Activity
The task calls for each line of the records below in which the word "extent" appears.

Website and app data records
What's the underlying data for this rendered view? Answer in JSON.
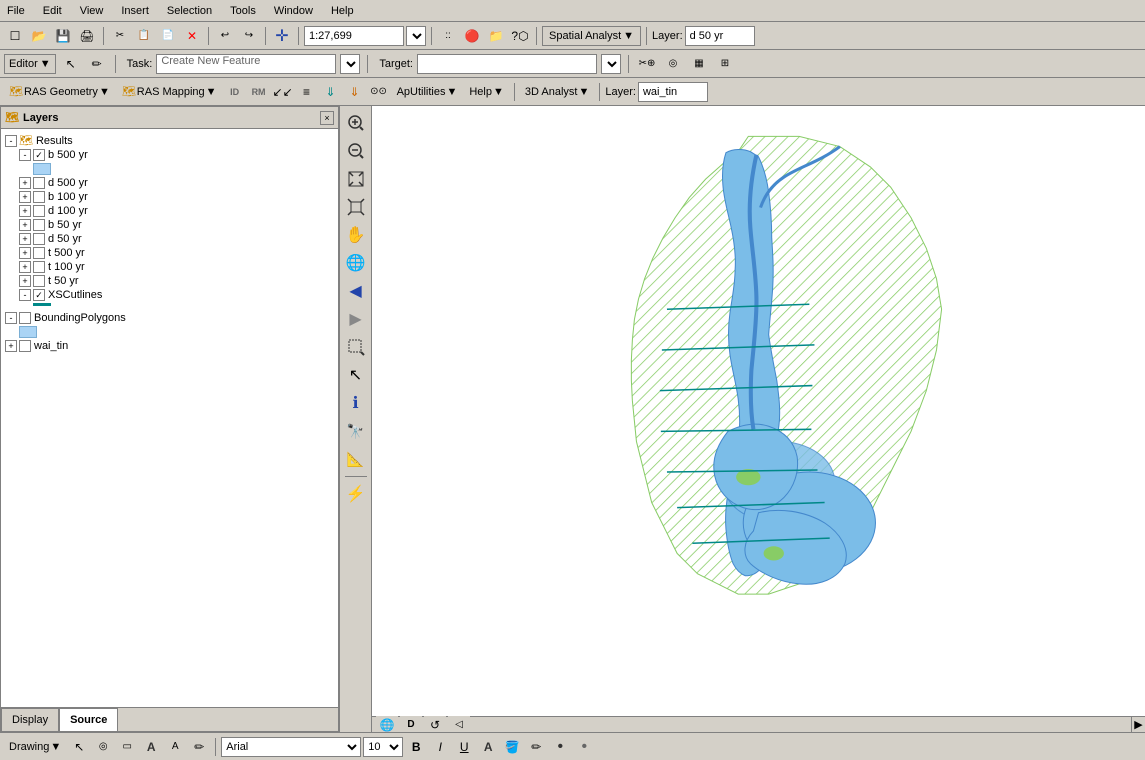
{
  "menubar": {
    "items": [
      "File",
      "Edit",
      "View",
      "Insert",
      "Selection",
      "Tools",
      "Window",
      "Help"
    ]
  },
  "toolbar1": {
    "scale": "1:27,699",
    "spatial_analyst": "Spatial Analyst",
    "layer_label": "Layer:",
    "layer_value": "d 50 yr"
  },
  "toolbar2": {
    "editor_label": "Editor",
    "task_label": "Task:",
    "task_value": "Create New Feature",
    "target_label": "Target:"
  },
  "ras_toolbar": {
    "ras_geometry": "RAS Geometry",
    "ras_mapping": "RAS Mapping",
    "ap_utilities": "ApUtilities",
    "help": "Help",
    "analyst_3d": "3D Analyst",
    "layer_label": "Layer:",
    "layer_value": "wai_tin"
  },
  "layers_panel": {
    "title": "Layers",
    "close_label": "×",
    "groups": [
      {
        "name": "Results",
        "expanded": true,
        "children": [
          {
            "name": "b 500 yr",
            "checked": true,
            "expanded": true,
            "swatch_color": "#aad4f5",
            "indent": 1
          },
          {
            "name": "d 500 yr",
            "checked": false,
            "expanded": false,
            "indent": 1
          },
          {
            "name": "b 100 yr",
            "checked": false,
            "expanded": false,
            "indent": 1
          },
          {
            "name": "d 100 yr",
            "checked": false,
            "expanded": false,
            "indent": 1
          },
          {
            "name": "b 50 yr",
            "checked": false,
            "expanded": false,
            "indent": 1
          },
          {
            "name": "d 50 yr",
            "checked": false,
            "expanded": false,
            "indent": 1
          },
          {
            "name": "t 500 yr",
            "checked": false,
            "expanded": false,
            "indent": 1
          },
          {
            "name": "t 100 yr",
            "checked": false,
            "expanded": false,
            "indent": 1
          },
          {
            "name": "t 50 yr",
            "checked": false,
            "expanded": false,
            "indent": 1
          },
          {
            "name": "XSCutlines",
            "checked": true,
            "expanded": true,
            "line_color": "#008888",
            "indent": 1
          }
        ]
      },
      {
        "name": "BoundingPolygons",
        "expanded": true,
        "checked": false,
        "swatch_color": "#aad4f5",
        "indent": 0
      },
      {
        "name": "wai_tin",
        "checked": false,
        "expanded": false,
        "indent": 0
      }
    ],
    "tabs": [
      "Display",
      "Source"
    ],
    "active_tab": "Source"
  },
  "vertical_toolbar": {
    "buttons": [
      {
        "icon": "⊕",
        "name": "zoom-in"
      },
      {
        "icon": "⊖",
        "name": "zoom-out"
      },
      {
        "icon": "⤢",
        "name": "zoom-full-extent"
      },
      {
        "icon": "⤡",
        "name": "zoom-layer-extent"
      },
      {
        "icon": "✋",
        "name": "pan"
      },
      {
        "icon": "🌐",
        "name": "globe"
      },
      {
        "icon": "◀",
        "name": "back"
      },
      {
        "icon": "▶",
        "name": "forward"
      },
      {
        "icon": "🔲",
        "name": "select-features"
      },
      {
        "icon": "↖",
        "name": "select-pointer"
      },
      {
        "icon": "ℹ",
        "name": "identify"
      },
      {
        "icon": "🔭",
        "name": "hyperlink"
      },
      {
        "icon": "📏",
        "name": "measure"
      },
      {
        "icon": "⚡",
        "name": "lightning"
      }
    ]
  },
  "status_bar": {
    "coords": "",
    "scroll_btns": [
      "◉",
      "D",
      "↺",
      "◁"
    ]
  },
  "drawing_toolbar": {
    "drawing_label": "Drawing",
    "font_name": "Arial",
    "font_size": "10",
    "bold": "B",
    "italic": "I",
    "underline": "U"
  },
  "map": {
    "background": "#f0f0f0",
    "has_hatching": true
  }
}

Response to this task
        "name": "zoom-full-extent"
        "name": "zoom-layer-extent"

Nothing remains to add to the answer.